I was recently reading an article on The Art of Boardgaming that talks about board game terminology. Joseph throws out a few terms and describes them as a small part of a gamer’s lexicon, and how it can be confusing for someone new to games, or even new to a style of games. It was an interesting read, but I didn’t really think much of it, especially when it comes to Dwarves with Swords (‘cause it’s an easy game!).
Around the same time, Earle asked me what my one line pitch is for Dwarves with Swords. I told him that I typically describe it as “a group building strategic combat game”. I started to insist how this is an easy way to explain the game when I remembered the article from The Art of Boardgaming. Holy moly, I’m assuming an awful lot in that one sentence!

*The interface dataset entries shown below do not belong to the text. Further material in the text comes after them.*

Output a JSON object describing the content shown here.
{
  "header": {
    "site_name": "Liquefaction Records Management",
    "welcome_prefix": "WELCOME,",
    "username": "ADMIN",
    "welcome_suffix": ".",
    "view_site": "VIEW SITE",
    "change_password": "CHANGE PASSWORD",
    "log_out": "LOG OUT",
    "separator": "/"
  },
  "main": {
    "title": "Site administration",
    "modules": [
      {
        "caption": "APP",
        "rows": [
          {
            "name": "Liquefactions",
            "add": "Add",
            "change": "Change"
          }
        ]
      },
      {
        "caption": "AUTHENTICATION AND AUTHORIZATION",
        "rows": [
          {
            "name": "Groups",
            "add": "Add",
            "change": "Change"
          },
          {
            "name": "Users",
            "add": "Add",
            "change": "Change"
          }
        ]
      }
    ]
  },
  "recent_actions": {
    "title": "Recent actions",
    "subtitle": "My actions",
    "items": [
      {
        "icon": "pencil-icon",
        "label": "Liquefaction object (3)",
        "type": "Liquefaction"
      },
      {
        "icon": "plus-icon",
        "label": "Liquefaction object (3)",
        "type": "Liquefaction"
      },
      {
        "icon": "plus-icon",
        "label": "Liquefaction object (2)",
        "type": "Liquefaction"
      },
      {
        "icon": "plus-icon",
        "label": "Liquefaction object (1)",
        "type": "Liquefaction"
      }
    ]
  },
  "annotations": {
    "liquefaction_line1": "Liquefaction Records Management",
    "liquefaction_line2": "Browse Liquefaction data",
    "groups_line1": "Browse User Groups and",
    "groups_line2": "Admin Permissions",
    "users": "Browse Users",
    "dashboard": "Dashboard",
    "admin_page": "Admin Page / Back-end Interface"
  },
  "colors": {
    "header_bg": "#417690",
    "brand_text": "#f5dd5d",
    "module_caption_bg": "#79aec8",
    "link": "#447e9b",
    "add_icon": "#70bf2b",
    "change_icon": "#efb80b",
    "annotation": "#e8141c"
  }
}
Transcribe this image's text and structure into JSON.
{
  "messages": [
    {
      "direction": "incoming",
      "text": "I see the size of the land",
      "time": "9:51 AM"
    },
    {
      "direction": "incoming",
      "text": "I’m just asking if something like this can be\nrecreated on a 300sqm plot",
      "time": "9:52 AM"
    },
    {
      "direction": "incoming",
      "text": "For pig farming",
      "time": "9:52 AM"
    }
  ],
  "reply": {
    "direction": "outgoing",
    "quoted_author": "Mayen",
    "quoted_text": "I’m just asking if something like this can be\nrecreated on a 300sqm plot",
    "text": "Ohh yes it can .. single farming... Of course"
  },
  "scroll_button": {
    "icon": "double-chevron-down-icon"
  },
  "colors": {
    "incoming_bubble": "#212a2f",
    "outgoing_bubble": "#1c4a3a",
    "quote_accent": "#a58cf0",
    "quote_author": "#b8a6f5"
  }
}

So, I thought I’d take some time to really explain what the game is in layman’s terms.
Let’s start with the beginning of my pitch - group building. What the heck is group building? Well, it’s exactly what it sounds like. Building the group you’ll use during the game. Group building isn’t exactly a common mechanism in board games. In fact, when I googled it, I found several links to team building games, which is definitely not this game (actually, it lead to some salty feelings towards each other by the end depending on the level of competitiveness in the players), and didn’t find anything that referred to group building. This surprised me, so I started thinking about the various games I’ve played over the years. The only example I could come up with of actual group building is building a raid (more gamer words!) in World of Warcraft. The only “building” board games I’ve played are deck building games, where you create a deck of cards you’ll use for whatever game you’re playing.
Now, I’m not saying Earle came up with a completely unique game mechanism, but my cursory search of google and my memory confirms that it’s a good thing I’m diving into the Dwarves with Swords interpretation of group building.
So, back to group building. Like I mentioned earlier, group building is when you build the group you’ll be using during each game of Dwarves with Swords. In fact, roughly half of a game of Dwarves with Swords happens before the first die is even rolled (unless you’re playing premade groups). You get to craft your perfect army and hope that it has the ability to crush your enemies. While you’re building your army, your opponents are also building their armies. I’m sure you can see the difficulty in that. You have to try to predict what your opponents are doing and counter that. Of course, they are doing the same, so it can turn into a game of multiple levels of reverse psychology. Like the best Rock, Paper, Scissors game ever.
For the record, armies have two groups, and the groups are made up of made up of 9 dwarves - Brewmasters, Broadswords, Mageswords, and Longswords - in any order you want.
Well, not exactly. Group building can be extremely nuanced, which is what makes the game different each time you thrown down. The formation dictates the various Action Cards a group can use, and that formation is entirely up to the player. I’ve seen group building done a variety of ways. My preferred method is to basically feel out which dwarf I’m in the mood to play, and then find a few Action Cards to go along with my mood. Earle generally picks out a few Action Cards he wants to try out and creates a group around the required formations. I’ve seen other people pour over every single action card and try to pick an army that gives them access to as many as possible, effectively trying to beat the game (nobody has been successful at that yet).
So, that’s group building. The first half of my pitch. I’d like to point out that it took me 5 paragraphs to explain those two little words. I hope it helped explain it a little! I definitely enjoyed breaking it down.